How do it…

A small bit of code needs to be added directly to the HTML, exposing the global function __onReady:

<script type="text/javascript">
(function(w) {
    var aFunctions = [];

    w.__onReady = function(fnCallback) {
        aFunctions.push(fnCallback);
    };

    w.__onReady.ready = function() {
        w.__onReady = function(fnCallback) {
            fnCallback(w);
        };

        for (var i = aFunctions.length - 1; i > 0; i -= 1) {
            w.__onReady(aFunctions[i]);
        }
    };
}(window));
</script>

The JavaScript code that is required (the dependency), should call the __onReady.ready function when it finishes (blog.js in my case):

__onReady.ready();

Finally, any code requiring the dependency should be wrapped inside of an __onReady call (in my case, all other JS files):

__onReady(function() {
    // code here as normal
});

How it works…

The global __onReady function must be added before any other JavaScript is included on your page, so you ensure it is always available. When the function is called (and the page is not yet ready) the passed callback function is added to an internal array of callback functions. If the page is ready the callback function is immediately executed and window is passed as the only argument.

When the __onReady.ready function is called, it overwrites the behavior of the __onReady function to return immediately, as the required JavaScript is already available. It then iterates through the callback functions in the internal array and calls each of them.

I have kept the __onReady code as small as possible, so it has little impact on the weight of the page. It also uses straight JavaScript, so you do not need to depend on a library (which should be loaded asynchronously anyway).

One powerful way you could use this, is to load jQuery (or another library) asynchronously but still depend on it in your scripts (also loaded loaded asynchronously). Just add __onReady.ready(); to the end of your library JavaScript file and wrap your other scripts using the __onReady callback pattern. Loading scripts (especially libraries) asynchronously will drastically decrease the delay before a page become usable to the end user.

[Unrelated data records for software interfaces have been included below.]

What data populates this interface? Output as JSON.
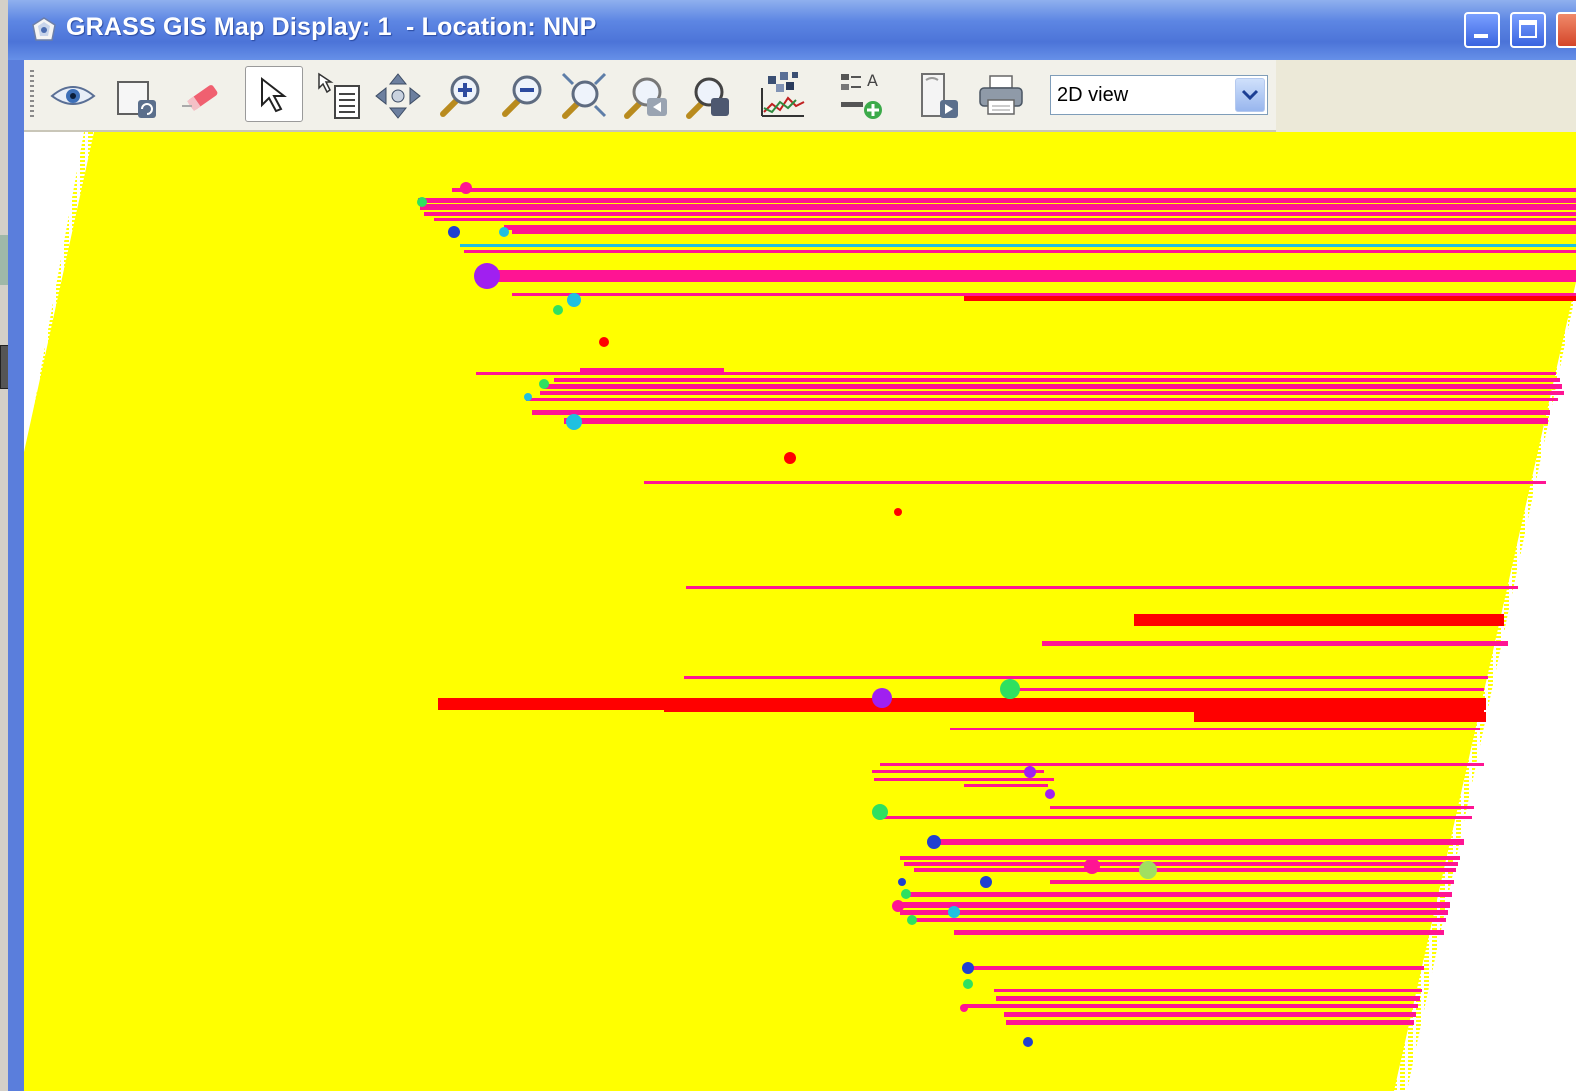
{
  "window": {
    "title": "GRASS GIS Map Display: 1  - Location: NNP",
    "controls": [
      "minimize",
      "maximize",
      "close"
    ]
  },
  "toolbar": {
    "tools": [
      {
        "name": "display-map-icon",
        "label": "Display map"
      },
      {
        "name": "render-map-icon",
        "label": "Re-render map"
      },
      {
        "name": "erase-display-icon",
        "label": "Erase display"
      },
      {
        "name": "pointer-icon",
        "label": "Pointer",
        "active": true
      },
      {
        "name": "query-icon",
        "label": "Query"
      },
      {
        "name": "pan-icon",
        "label": "Pan"
      },
      {
        "name": "zoom-in-icon",
        "label": "Zoom in"
      },
      {
        "name": "zoom-out-icon",
        "label": "Zoom out"
      },
      {
        "name": "zoom-extent-icon",
        "label": "Zoom to map extent"
      },
      {
        "name": "zoom-back-icon",
        "label": "Return to previous zoom"
      },
      {
        "name": "zoom-menu-icon",
        "label": "Zoom options"
      },
      {
        "name": "analyze-icon",
        "label": "Analyze map"
      },
      {
        "name": "overlay-icon",
        "label": "Add map elements"
      },
      {
        "name": "save-map-icon",
        "label": "Save display to graphic file"
      },
      {
        "name": "print-icon",
        "label": "Print display"
      }
    ],
    "view_mode": {
      "selected": "2D view"
    }
  },
  "map": {
    "background_color": "#ffff00",
    "colors": {
      "magenta": "#ff1493",
      "red": "#ff0000",
      "purple": "#a020f0",
      "cyan": "#20c0e0",
      "green": "#30e060",
      "blue": "#2040d0",
      "lightgreen": "#a0e060"
    }
  }
}
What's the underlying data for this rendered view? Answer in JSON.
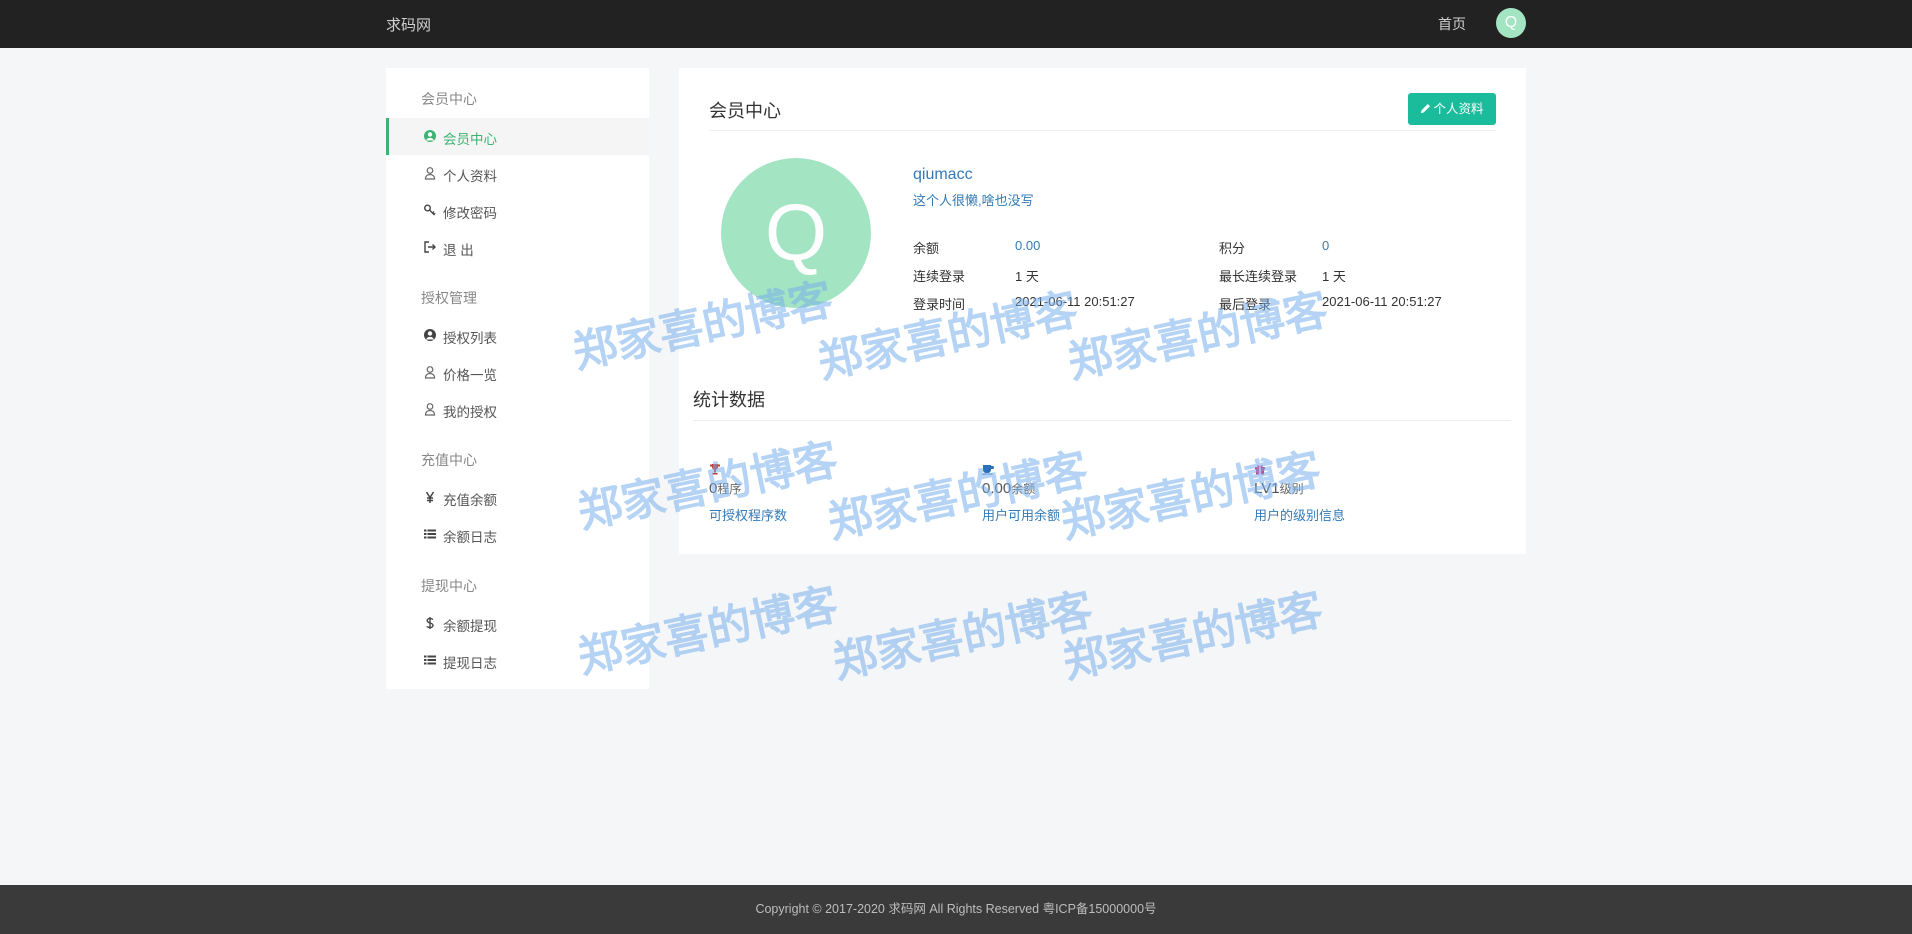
{
  "header": {
    "brand": "求码网",
    "nav_home": "首页",
    "avatar_letter": "Q"
  },
  "sidebar": {
    "groups": [
      {
        "title": "会员中心",
        "items": [
          {
            "label": "会员中心",
            "icon": "user-circle-icon",
            "active": true
          },
          {
            "label": "个人资料",
            "icon": "user-icon"
          },
          {
            "label": "修改密码",
            "icon": "key-icon"
          },
          {
            "label": "退 出",
            "icon": "sign-out-icon"
          }
        ]
      },
      {
        "title": "授权管理",
        "items": [
          {
            "label": "授权列表",
            "icon": "user-circle-icon"
          },
          {
            "label": "价格一览",
            "icon": "user-icon"
          },
          {
            "label": "我的授权",
            "icon": "user-icon"
          }
        ]
      },
      {
        "title": "充值中心",
        "items": [
          {
            "label": "充值余额",
            "icon": "yen-icon"
          },
          {
            "label": "余额日志",
            "icon": "list-icon"
          }
        ]
      },
      {
        "title": "提现中心",
        "items": [
          {
            "label": "余额提现",
            "icon": "dollar-icon"
          },
          {
            "label": "提现日志",
            "icon": "list-icon"
          }
        ]
      }
    ]
  },
  "main": {
    "title": "会员中心",
    "profile_button": "个人资料",
    "avatar_letter": "Q",
    "username": "qiumacc",
    "bio": "这个人很懒,啥也没写",
    "info": {
      "balance_label": "余额",
      "balance_value": "0.00",
      "points_label": "积分",
      "points_value": "0",
      "streak_label": "连续登录",
      "streak_value": "1 天",
      "max_streak_label": "最长连续登录",
      "max_streak_value": "1 天",
      "login_time_label": "登录时间",
      "login_time_value": "2021-06-11 20:51:27",
      "last_login_label": "最后登录",
      "last_login_value": "2021-06-11 20:51:27"
    },
    "stats_title": "统计数据",
    "stats": [
      {
        "icon": "trophy-icon",
        "number": "0",
        "unit": "程序",
        "link": "可授权程序数"
      },
      {
        "icon": "coffee-icon",
        "number": "0.00",
        "unit": "余额",
        "link": "用户可用余额"
      },
      {
        "icon": "gift-icon",
        "number": "LV1",
        "unit": "级别",
        "link": "用户的级别信息"
      }
    ]
  },
  "footer": {
    "text": "Copyright © 2017-2020 求码网 All Rights Reserved 粤ICP备15000000号"
  },
  "watermark": {
    "text": "郑家喜的博客"
  },
  "colors": {
    "accent": "#3cb371",
    "button": "#1abc9c",
    "avatar": "#a3e4c3",
    "link": "#337ab7"
  }
}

There’s more…

This is not the only strategy I could have taken for managing dependencies on blog.js, but is the one I liked most. I could have split the file, so that the parts that have to run are included synchronously (probably directly in the HTML) and making blog.js a YUI module that is included by other services. Or I could have included another system, such as requireJS, but this strategy limited the complexity, while requiring few changes.